[RECORDS FOR THE EXERCISE]
• • • •

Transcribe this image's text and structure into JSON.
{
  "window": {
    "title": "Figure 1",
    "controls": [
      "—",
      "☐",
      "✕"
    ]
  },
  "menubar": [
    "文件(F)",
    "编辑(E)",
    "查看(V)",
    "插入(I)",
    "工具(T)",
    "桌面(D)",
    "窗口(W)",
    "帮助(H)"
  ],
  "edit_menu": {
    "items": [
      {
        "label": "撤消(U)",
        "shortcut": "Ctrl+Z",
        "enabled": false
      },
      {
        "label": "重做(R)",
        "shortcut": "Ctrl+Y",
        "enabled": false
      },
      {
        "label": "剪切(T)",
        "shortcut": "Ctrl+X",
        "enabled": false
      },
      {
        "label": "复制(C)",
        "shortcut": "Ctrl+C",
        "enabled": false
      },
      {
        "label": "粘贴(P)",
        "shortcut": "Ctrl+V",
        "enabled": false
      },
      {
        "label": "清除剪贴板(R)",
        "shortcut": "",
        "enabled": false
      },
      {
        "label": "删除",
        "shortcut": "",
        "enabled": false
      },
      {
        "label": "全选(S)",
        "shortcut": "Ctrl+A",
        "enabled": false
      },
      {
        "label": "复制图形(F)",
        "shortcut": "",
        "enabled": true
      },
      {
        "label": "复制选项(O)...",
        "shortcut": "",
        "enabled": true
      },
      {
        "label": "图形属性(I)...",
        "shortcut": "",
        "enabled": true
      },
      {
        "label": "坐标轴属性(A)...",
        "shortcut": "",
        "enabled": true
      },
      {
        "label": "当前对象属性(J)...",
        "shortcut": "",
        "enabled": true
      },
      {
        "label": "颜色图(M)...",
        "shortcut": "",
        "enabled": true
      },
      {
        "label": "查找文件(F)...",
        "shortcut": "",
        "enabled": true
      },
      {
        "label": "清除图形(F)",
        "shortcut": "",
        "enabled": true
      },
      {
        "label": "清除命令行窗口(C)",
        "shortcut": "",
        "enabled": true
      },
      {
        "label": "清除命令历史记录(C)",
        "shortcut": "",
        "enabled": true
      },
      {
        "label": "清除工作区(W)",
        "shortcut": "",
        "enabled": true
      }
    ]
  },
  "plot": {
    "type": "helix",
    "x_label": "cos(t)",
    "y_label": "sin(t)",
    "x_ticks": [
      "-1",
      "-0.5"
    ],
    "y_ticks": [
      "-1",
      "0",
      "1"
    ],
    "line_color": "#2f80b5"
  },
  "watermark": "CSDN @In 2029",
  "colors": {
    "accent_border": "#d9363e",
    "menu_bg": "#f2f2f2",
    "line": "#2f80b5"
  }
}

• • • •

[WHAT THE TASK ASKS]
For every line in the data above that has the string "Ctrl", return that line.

[RESPONSE FOR THIS EXERCISE]
        "shortcut": "Ctrl+Z",
        "shortcut": "Ctrl+Y",
        "shortcut": "Ctrl+X",
        "shortcut": "Ctrl+C",
        "shortcut": "Ctrl+V",
        "shortcut": "Ctrl+A",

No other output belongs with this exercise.